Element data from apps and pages
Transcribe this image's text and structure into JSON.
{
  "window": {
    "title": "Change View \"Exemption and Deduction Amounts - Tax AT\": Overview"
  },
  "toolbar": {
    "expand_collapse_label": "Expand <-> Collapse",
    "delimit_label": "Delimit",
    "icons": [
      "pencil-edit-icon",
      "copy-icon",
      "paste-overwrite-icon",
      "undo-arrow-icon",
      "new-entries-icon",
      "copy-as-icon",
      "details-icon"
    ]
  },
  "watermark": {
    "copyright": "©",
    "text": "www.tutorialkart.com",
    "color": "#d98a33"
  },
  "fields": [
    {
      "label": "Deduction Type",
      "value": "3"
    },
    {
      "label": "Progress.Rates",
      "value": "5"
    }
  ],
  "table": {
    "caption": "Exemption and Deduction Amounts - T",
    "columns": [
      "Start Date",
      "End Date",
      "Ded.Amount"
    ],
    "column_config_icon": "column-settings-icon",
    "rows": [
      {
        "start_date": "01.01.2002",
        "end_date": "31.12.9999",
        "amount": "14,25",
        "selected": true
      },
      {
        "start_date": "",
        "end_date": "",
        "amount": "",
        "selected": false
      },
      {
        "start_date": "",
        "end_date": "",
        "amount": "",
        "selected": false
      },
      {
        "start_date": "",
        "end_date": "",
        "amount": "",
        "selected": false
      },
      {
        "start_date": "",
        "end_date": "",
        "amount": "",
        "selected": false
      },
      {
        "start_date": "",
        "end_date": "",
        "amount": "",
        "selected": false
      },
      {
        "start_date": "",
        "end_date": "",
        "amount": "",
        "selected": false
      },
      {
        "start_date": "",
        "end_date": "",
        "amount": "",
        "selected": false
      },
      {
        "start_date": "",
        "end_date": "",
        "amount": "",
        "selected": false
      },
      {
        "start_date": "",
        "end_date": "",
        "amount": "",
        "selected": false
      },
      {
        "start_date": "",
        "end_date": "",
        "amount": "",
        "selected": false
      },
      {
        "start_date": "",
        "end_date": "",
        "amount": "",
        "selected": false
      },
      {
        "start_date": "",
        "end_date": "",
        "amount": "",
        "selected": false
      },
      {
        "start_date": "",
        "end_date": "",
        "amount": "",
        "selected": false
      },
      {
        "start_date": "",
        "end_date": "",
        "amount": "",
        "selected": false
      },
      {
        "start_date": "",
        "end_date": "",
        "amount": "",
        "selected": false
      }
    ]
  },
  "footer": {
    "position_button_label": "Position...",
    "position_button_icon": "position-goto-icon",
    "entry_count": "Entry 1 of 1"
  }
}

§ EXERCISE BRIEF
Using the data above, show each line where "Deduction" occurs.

§ COMPLETED TASK
    "title": "Change View \"Exemption and Deduction Amounts - Tax AT\": Overview"
      "label": "Deduction Type",
    "caption": "Exemption and Deduction Amounts - T",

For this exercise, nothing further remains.